BMW M235i Review

$79,900 Mrlp
  • Fuel Economy
    6.6L
  • Engine Power
    180kW
  • CO2 Emissions
    154g
  • ANCAP Rating
    N/A

Is the BMW M235i just a new 135i or a spiritual successor to the 1M?

Is the BMW M235i a clear, spiritual successor to the 1M, or more closely aligned with the outgoing 135i that wore no M badges at all? Either way, it is next and now in a long line of compact sport coupes from BMW, a legacy that began with the 2002, continued with the original 3 Series, segued to the 1 Series and, now, moves to the 2 Series.

The new BMW M235i has grown in size when compared to the old 1 Series – most of the key dimensions, including interior space, a critical weak spot previously, are now larger. The BMW 2 Series is 72 mm longer and 32 mm wider than the 1 Series Coupe. The wheelbase is 30 mm longer, which has led to an increase in rear seat legroom of 21 mm. The 2 Series also boasts more headroom (by 19 mm), wider tracks and a bigger boot (by 20 litres).

Although there are six different versions of the BMW 2 Series available for the world, only one was made available to journalists at the global media launch in Las Vegas; it’s the M235i, minus the limited availability.

As with its predecessor, the M235i s powered by a 3.0-litre turbocharged inline six-cylinder engine. As in the 1M (and latest M135i hatchback), this engine produces a stout 450Nm of torque between 1300-4500rpm. And while the power figure may be down – from 250kW to 240kW at 5800-6000rpm – the M235i also weighs less than the 1M, by some 40 kg.

A quick gambol around the outskirts of Las Vegas offered the chance to learn more about the M235i – and served to bring back warm memories of BMW sport coupes past.

The steering is hefty and connected, as all proper BMWs should be. Engineers at BMW have struggled to bring that old feeling to the new electric power steering systems to the 3 Series; here, with the standard variable-ratio system, they have succeeded.

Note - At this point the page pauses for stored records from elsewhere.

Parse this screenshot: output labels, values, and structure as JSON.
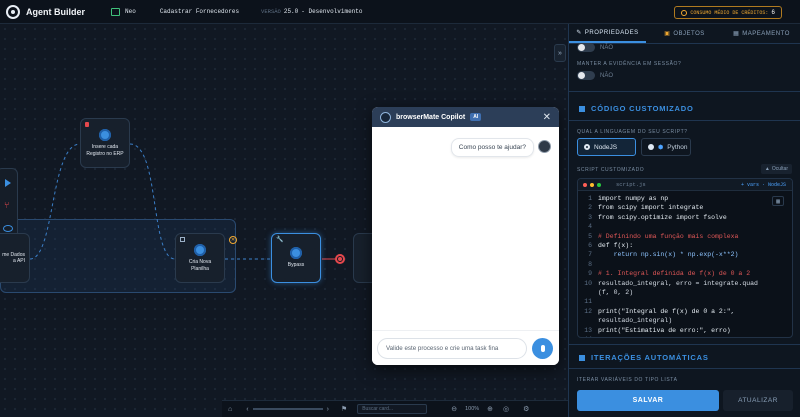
{
  "topbar": {
    "app_title": "Agent Builder",
    "project_badge": "Neo",
    "flow_name": "Cadastrar Fornecedores",
    "version_label": "VERSÃO",
    "version_value": "25.0",
    "version_state": "- Desenvolvimento",
    "credits_label": "CONSUMO MÉDIO DE CRÉDITOS:",
    "credits_value": "6"
  },
  "canvas": {
    "nodes": [
      {
        "label": "Insere cada Registro no ERP"
      },
      {
        "label": "Cria Nova Planilha"
      },
      {
        "label": "Bypass"
      },
      {
        "label_line1": "me Dados",
        "label_line2": "a API"
      }
    ]
  },
  "chat": {
    "title": "browserMate Copilot",
    "badge": "AI",
    "message": "Como posso te ajudar?",
    "input_placeholder": "Valide este processo e crie uma task fina"
  },
  "panel": {
    "tabs": [
      "PROPRIEDADES",
      "OBJETOS",
      "MAPEAMENTO"
    ],
    "toggle1_label": "NÃO",
    "evidence_label": "MANTER A EVIDÊNCIA EM SESSÃO?",
    "toggle2_label": "NÃO",
    "section_code": "CÓDIGO CUSTOMIZADO",
    "language_question": "QUAL A LINGUAGEM DO SEU SCRIPT?",
    "lang_nodejs": "NodeJS",
    "lang_python": "Python",
    "script_label": "SCRIPT CUSTOMIZADO",
    "hide_label": "Ocultar",
    "file_name": "script.js",
    "vars_label": "+ vars · NodeJS",
    "code_lines": [
      {
        "n": "1",
        "t": "import numpy as np"
      },
      {
        "n": "2",
        "t": "from scipy import integrate"
      },
      {
        "n": "3",
        "t": "from scipy.optimize import fsolve"
      },
      {
        "n": "4",
        "t": ""
      },
      {
        "n": "5",
        "t": "# Definindo uma função mais complexa"
      },
      {
        "n": "6",
        "t": "def f(x):"
      },
      {
        "n": "7",
        "t": "    return np.sin(x) * np.exp(-x**2)"
      },
      {
        "n": "8",
        "t": ""
      },
      {
        "n": "9",
        "t": "# 1. Integral definida de f(x) de 0 a 2"
      },
      {
        "n": "10",
        "t": "resultado_integral, erro = integrate.quad"
      },
      {
        "n": "",
        "t": "(f, 0, 2)"
      },
      {
        "n": "11",
        "t": ""
      },
      {
        "n": "12",
        "t": "print(\"Integral de f(x) de 0 a 2:\","
      },
      {
        "n": "",
        "t": "resultado_integral)"
      },
      {
        "n": "13",
        "t": "print(\"Estimativa de erro:\", erro)"
      },
      {
        "n": "14",
        "t": ""
      }
    ],
    "section_iter": "ITERAÇÕES AUTOMÁTICAS",
    "iter_label": "ITERAR VARIÁVEIS DO TIPO LISTA",
    "save_button": "SALVAR",
    "update_button": "ATUALIZAR"
  },
  "bottombar": {
    "search_placeholder": "Buscar card...",
    "zoom": "100%"
  },
  "colors": {
    "accent": "#3b8fe0",
    "warning": "#f0a830",
    "danger": "#e5484d"
  }
}
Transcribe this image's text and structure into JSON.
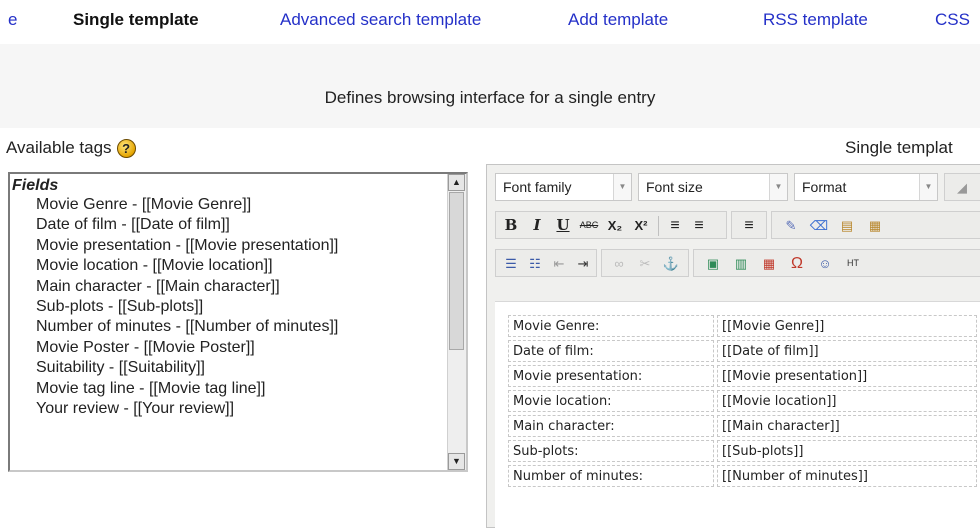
{
  "tabs": [
    {
      "label": "e",
      "active": false
    },
    {
      "label": "Single template",
      "active": true
    },
    {
      "label": "Advanced search template",
      "active": false
    },
    {
      "label": "Add template",
      "active": false
    },
    {
      "label": "RSS template",
      "active": false
    },
    {
      "label": "CSS",
      "active": false
    }
  ],
  "description": "Defines browsing interface for a single entry",
  "available_tags": {
    "label": "Available tags",
    "help_icon": "help-icon",
    "group": "Fields",
    "items": [
      "Movie Genre - [[Movie Genre]]",
      "Date of film - [[Date of film]]",
      "Movie presentation - [[Movie presentation]]",
      "Movie location - [[Movie location]]",
      "Main character - [[Main character]]",
      "Sub-plots - [[Sub-plots]]",
      "Number of minutes - [[Number of minutes]]",
      "Movie Poster - [[Movie Poster]]",
      "Suitability - [[Suitability]]",
      "Movie tag line - [[Movie tag line]]",
      "Your review - [[Your review]]"
    ]
  },
  "editor": {
    "label": "Single templat",
    "toolbar": {
      "font_family": "Font family",
      "font_size": "Font size",
      "format": "Format",
      "bold": "B",
      "italic": "I",
      "underline": "U",
      "strikethrough": "ABC",
      "subscript": "X₂",
      "superscript": "X²",
      "html": "HT"
    },
    "rows": [
      {
        "field": "Movie Genre:",
        "tag": "[[Movie Genre]]"
      },
      {
        "field": "Date of film:",
        "tag": "[[Date of film]]"
      },
      {
        "field": "Movie presentation:",
        "tag": "[[Movie presentation]]"
      },
      {
        "field": "Movie location:",
        "tag": "[[Movie location]]"
      },
      {
        "field": "Main character:",
        "tag": "[[Main character]]"
      },
      {
        "field": "Sub-plots:",
        "tag": "[[Sub-plots]]"
      },
      {
        "field": "Number of minutes:",
        "tag": "[[Number of minutes]]"
      }
    ]
  },
  "colors": {
    "link": "#2430c8",
    "band": "#f6f6f6",
    "toolbar_bg": "#f0f0ee"
  }
}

A six-speed manual is standard – it was the only transmission available on 1M – but in Australia the no-cost-option eight-speed automatic with paddle shifters will be the overwhelming pick. It was also the only tranmission available to drive at launch.
Like all new BMWs, the M235i also features selectable driving modes – four in this case, ranging from the most eco-friendly to the most overtly aggressive. The M235i also features automatic start/stop and an eco gauge to help remind commuters to save fuel.

Fuel saving tech is as quickly forgotten as the M235i is quick off the line – the sprint from a standing start to 100 km/h is claimed to take five seconds flat. That said, the car’s acceleration plateaus fairly early. Normally, this would not be a desirable quality, but it serves to make the M235i perfect for those who like driving excitement without the added concern of constantly running afoul of the law.

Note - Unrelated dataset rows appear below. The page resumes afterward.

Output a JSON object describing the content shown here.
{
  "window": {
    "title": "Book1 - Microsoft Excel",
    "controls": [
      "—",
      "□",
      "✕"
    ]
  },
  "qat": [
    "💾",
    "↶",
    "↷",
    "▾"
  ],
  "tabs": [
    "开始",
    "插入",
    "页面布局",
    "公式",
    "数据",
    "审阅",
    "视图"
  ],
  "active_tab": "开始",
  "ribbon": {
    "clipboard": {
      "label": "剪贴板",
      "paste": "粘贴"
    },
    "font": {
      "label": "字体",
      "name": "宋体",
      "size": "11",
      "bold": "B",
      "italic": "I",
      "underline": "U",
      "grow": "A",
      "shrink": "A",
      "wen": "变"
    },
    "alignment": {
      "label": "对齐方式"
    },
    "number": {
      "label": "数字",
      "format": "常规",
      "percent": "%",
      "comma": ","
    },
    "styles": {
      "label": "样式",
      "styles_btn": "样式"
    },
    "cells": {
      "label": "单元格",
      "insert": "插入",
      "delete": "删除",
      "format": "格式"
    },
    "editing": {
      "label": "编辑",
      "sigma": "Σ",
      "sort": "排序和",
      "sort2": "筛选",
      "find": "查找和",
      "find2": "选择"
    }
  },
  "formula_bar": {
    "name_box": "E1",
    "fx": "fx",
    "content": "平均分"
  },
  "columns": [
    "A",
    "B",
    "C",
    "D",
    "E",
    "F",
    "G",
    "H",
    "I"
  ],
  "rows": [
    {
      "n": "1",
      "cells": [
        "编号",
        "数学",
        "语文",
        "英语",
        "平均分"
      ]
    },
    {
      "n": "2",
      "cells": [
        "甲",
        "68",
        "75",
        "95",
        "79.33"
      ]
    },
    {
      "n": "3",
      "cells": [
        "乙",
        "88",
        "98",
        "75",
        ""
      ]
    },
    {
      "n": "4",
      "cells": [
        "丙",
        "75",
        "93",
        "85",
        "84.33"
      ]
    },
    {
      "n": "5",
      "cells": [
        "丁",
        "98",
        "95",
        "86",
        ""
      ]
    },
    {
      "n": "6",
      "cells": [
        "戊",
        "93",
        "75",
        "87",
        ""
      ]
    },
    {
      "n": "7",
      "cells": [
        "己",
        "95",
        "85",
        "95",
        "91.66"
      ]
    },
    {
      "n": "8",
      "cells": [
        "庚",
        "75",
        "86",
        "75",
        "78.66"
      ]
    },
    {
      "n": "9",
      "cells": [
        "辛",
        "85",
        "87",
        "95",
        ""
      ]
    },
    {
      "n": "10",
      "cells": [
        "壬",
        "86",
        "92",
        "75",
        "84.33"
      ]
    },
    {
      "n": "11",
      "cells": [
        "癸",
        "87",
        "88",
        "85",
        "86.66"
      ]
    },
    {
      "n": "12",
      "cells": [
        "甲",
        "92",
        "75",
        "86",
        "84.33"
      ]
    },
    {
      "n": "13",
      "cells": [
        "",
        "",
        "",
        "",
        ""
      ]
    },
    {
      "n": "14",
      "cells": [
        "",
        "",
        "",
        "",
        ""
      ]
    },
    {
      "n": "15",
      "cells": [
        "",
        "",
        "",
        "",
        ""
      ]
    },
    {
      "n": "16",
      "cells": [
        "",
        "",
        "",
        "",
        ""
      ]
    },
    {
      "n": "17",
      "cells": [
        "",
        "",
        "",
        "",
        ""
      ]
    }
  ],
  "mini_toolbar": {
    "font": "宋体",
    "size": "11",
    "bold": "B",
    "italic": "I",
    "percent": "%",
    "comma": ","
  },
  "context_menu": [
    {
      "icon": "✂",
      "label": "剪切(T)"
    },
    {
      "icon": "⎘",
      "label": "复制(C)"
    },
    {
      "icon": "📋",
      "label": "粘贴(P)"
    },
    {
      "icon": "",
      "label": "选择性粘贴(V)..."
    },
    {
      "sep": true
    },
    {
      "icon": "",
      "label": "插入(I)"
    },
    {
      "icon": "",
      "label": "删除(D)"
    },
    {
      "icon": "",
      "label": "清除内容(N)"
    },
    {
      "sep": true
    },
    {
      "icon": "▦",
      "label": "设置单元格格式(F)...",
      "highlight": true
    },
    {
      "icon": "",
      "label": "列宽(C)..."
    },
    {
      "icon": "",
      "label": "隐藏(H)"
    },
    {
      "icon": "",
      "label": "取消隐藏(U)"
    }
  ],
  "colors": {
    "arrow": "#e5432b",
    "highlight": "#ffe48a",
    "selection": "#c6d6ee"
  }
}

But this BMW is not all about straight-line acceleration; in fact, its strength, as with the 1M, is in the handling department, where the little coupe clings to the road and delivers no end of gratification. The key here: a variable suspension system with electronically controlled dampers that respond to cornering forces and, unlike the M135i, a proper electronically locking limited-slip differential that keeps the rear wheels churning at the same time.

While the latest BMW is very fun to drive, it’s also very comfortable and quiet. Switch to Eco Pro mode and turn the fan and the audio system off – the loudest sound to be heard, by a long stretch, are the tyres thrumming along the surface of the road. Wind barely registers as a whisper. Switch the BMW back to Sport Plus mode, and the exhaust note deepens. Fantastic.

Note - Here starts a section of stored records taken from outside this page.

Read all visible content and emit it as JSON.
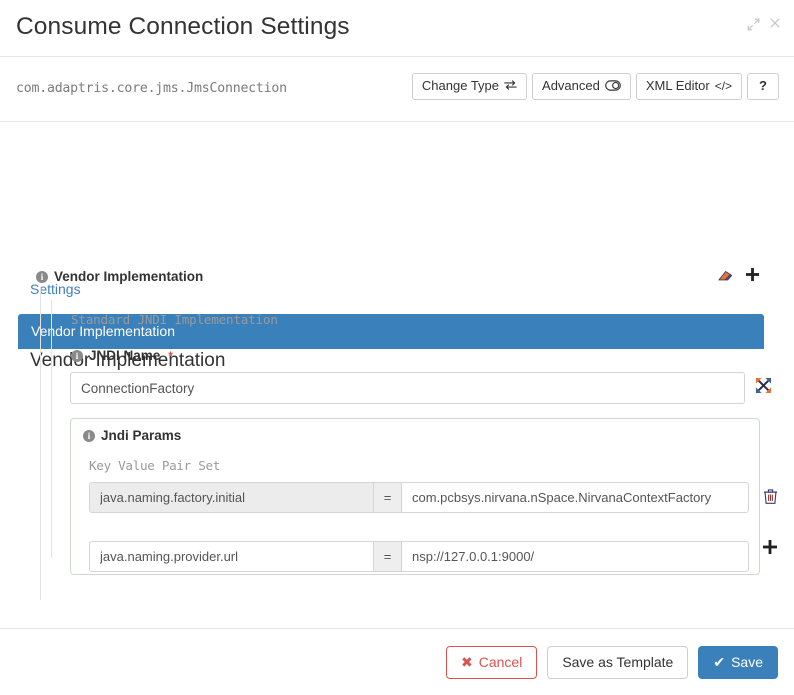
{
  "header": {
    "title": "Consume Connection Settings",
    "expand_icon": "expand-arrows-icon",
    "close_icon": "close-icon"
  },
  "type_row": {
    "class_name": "com.adaptris.core.jms.JmsConnection",
    "buttons": [
      {
        "label": "Change Type",
        "icon": "⇄",
        "name": "change-type-button"
      },
      {
        "label": "Advanced",
        "icon": "ⓧ",
        "name": "advanced-toggle-button"
      },
      {
        "label": "XML Editor",
        "icon": "</>",
        "name": "xml-editor-button"
      },
      {
        "label": "?",
        "icon": "",
        "name": "help-button"
      }
    ]
  },
  "tabs": {
    "settings_label": "Settings"
  },
  "accordion": {
    "bar_label": "Vendor Implementation",
    "section_heading": "Vendor Implementation"
  },
  "group": {
    "title": "Vendor Implementation",
    "info_icon": "info-icon",
    "erase_icon": "eraser-icon",
    "add_icon": "➕"
  },
  "vendor": {
    "description": "Standard JNDI Implementation",
    "jndi_name_label": "JNDI Name",
    "required_marker": "*",
    "jndi_name_value": "ConnectionFactory",
    "jndi_name_placeholder": "",
    "expand_icon": "expand-field-icon"
  },
  "jndi_params": {
    "title": "Jndi Params",
    "kvp_label": "Key Value Pair Set",
    "equals_symbol": "=",
    "rows": [
      {
        "key": "java.naming.factory.initial",
        "value": "com.pcbsys.nirvana.nSpace.NirvanaContextFactory",
        "action": "delete-row",
        "action_icon": "trash-icon"
      },
      {
        "key": "java.naming.provider.url",
        "value": "nsp://127.0.0.1:9000/",
        "action": "add-row",
        "action_icon": "plus-icon"
      }
    ]
  },
  "footer": {
    "cancel_label": "Cancel",
    "cancel_icon": "✖",
    "save_as_template_label": "Save as Template",
    "save_label": "Save",
    "save_icon": "✔"
  },
  "colors": {
    "accent_blue": "#3a80ba",
    "danger_red": "#d9534f",
    "link_blue": "#3f7fbf",
    "box_border_green": "#cdd9cd"
  }
}
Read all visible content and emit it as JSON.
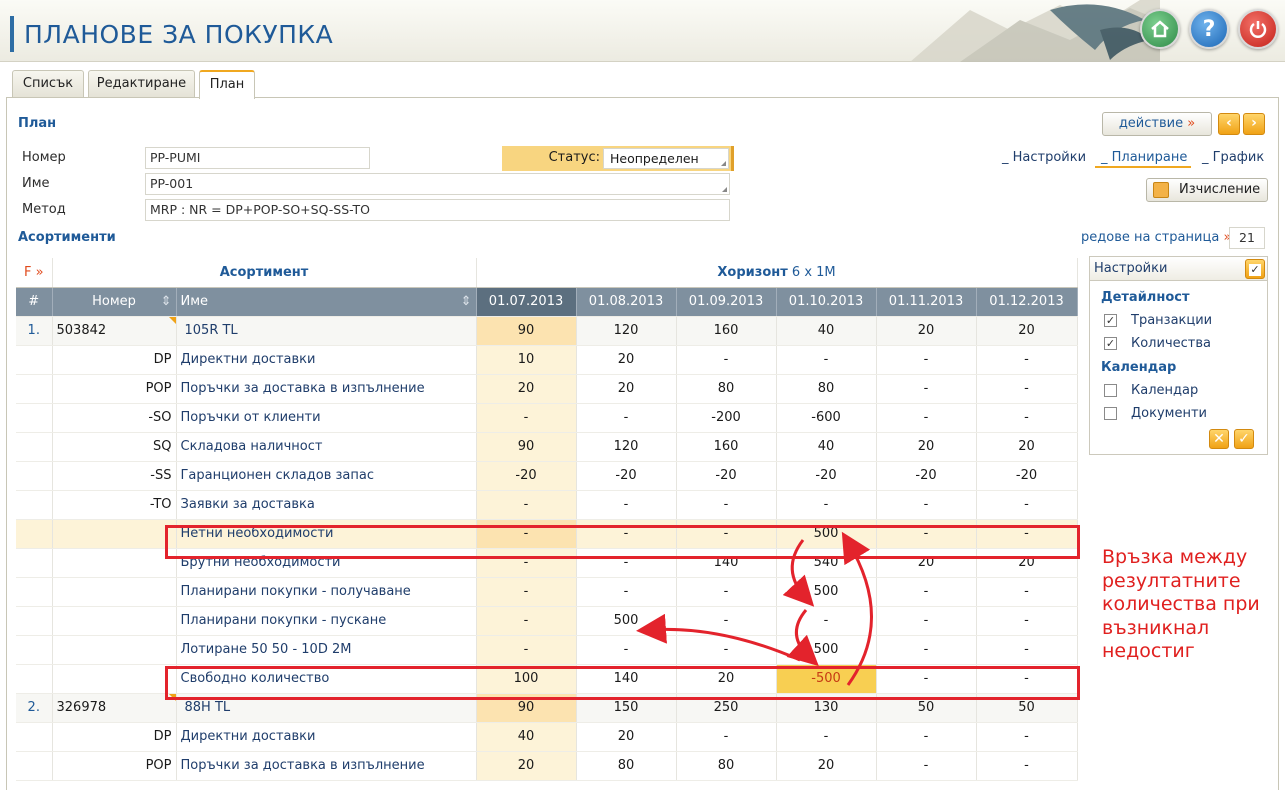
{
  "window": {
    "title": "ПЛАНОВЕ ЗА ПОКУПКА"
  },
  "tabs": [
    "Списък",
    "Редактиране",
    "План"
  ],
  "plan": {
    "section_title": "План",
    "action_button": "действие",
    "action_arrows": "»",
    "fields": [
      {
        "label": "Номер",
        "value": "PP-PUMI"
      },
      {
        "label": "Име",
        "value": "PP-001"
      },
      {
        "label": "Метод",
        "value": "MRP : NR = DP+POP-SO+SQ-SS-TO"
      }
    ],
    "status_label": "Статус:",
    "status_value": "Неопределен",
    "views": [
      "_ Настройки",
      "_ Планиране",
      "_ График"
    ],
    "calc_button": "Изчисление"
  },
  "assortments": {
    "title": "Асортименти",
    "rows_per_page_label": "редове на страница",
    "rows_per_page_arrows": "»",
    "rows_per_page": "21",
    "filter_label": "F »",
    "group_header": "Асортимент",
    "horizon_label": "Хоризонт",
    "horizon_value": "6 x 1M",
    "columns": [
      "#",
      "Номер",
      "Име",
      "01.07.2013",
      "01.08.2013",
      "01.09.2013",
      "01.10.2013",
      "01.11.2013",
      "01.12.2013"
    ],
    "rows": [
      {
        "idx": "1.",
        "number": "503842",
        "code": "",
        "name": "105R TL",
        "values": [
          "90",
          "120",
          "160",
          "40",
          "20",
          "20"
        ]
      },
      {
        "idx": "",
        "number": "",
        "code": "DP",
        "name": "Директни доставки",
        "values": [
          "10",
          "20",
          "-",
          "-",
          "-",
          "-"
        ]
      },
      {
        "idx": "",
        "number": "",
        "code": "POP",
        "name": "Поръчки за доставка в изпълнение",
        "values": [
          "20",
          "20",
          "80",
          "80",
          "-",
          "-"
        ]
      },
      {
        "idx": "",
        "number": "",
        "code": "-SO",
        "name": "Поръчки от клиенти",
        "values": [
          "-",
          "-",
          "-200",
          "-600",
          "-",
          "-"
        ]
      },
      {
        "idx": "",
        "number": "",
        "code": "SQ",
        "name": "Складова наличност",
        "values": [
          "90",
          "120",
          "160",
          "40",
          "20",
          "20"
        ]
      },
      {
        "idx": "",
        "number": "",
        "code": "-SS",
        "name": "Гаранционен складов запас",
        "values": [
          "-20",
          "-20",
          "-20",
          "-20",
          "-20",
          "-20"
        ]
      },
      {
        "idx": "",
        "number": "",
        "code": "-TO",
        "name": "Заявки за доставка",
        "values": [
          "-",
          "-",
          "-",
          "-",
          "-",
          "-"
        ]
      },
      {
        "idx": "",
        "number": "",
        "code": "",
        "name": "Нетни необходимости",
        "values": [
          "-",
          "-",
          "-",
          "500",
          "-",
          "-"
        ]
      },
      {
        "idx": "",
        "number": "",
        "code": "",
        "name": "Брутни необходимости",
        "values": [
          "-",
          "-",
          "140",
          "540",
          "20",
          "20"
        ]
      },
      {
        "idx": "",
        "number": "",
        "code": "",
        "name": "Планирани покупки - получаване",
        "values": [
          "-",
          "-",
          "-",
          "500",
          "-",
          "-"
        ]
      },
      {
        "idx": "",
        "number": "",
        "code": "",
        "name": "Планирани покупки - пускане",
        "values": [
          "-",
          "500",
          "-",
          "-",
          "-",
          "-"
        ]
      },
      {
        "idx": "",
        "number": "",
        "code": "",
        "name": "Лотиране 50 50 - 10D 2M",
        "values": [
          "-",
          "-",
          "-",
          "500",
          "-",
          "-"
        ]
      },
      {
        "idx": "",
        "number": "",
        "code": "",
        "name": "Свободно количество",
        "values": [
          "100",
          "140",
          "20",
          "-500",
          "-",
          "-"
        ]
      },
      {
        "idx": "2.",
        "number": "326978",
        "code": "",
        "name": "88H TL",
        "values": [
          "90",
          "150",
          "250",
          "130",
          "50",
          "50"
        ]
      },
      {
        "idx": "",
        "number": "",
        "code": "DP",
        "name": "Директни доставки",
        "values": [
          "40",
          "20",
          "-",
          "-",
          "-",
          "-"
        ]
      },
      {
        "idx": "",
        "number": "",
        "code": "POP",
        "name": "Поръчки за доставка в изпълнение",
        "values": [
          "20",
          "80",
          "80",
          "20",
          "-",
          "-"
        ]
      }
    ]
  },
  "settings_panel": {
    "title": "Настройки",
    "detail_header": "Детайлност",
    "detail_items": [
      {
        "label": "Транзакции",
        "checked": true
      },
      {
        "label": "Количества",
        "checked": true
      }
    ],
    "calendar_header": "Календар",
    "calendar_items": [
      {
        "label": "Календар",
        "checked": false
      },
      {
        "label": "Документи",
        "checked": false
      }
    ]
  },
  "annotation": {
    "lines": [
      "Връзка между",
      "резултатните",
      "количества при",
      "възникнал",
      "недостиг"
    ]
  },
  "colors": {
    "accent": "#1f5a98",
    "highlight": "#fce3b0",
    "warning": "#e3232c",
    "orange": "#f0a216"
  }
}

Perhaps the BMW M235i is not quite the monster as the old BMW M1 was, but that’s probably a good thing for those of us who remember its edgy behaviour and hard ride quality. Yet the addition of the rear LSD, a bit of extra power, and the lighter, tweaked coupe chassis combine to deliver a car that is even better than the superb M135i hatchback. You will pay for it when it arrives locally in March, though – the M235i costs $79,900, or $15K more than the M135i.

The BMW M235i will also be met in this very exclusive sub-segment by the Mercedes-Benz CLA 45 AMG, together with the Audi S3, although they both offer four doors. The Audi is a smooth performer; the Mercedes is quicker and more extreme. But with a little bit from column A and a little bit from column B, we’re tipping that the BMW M235i will be the best of the bunch.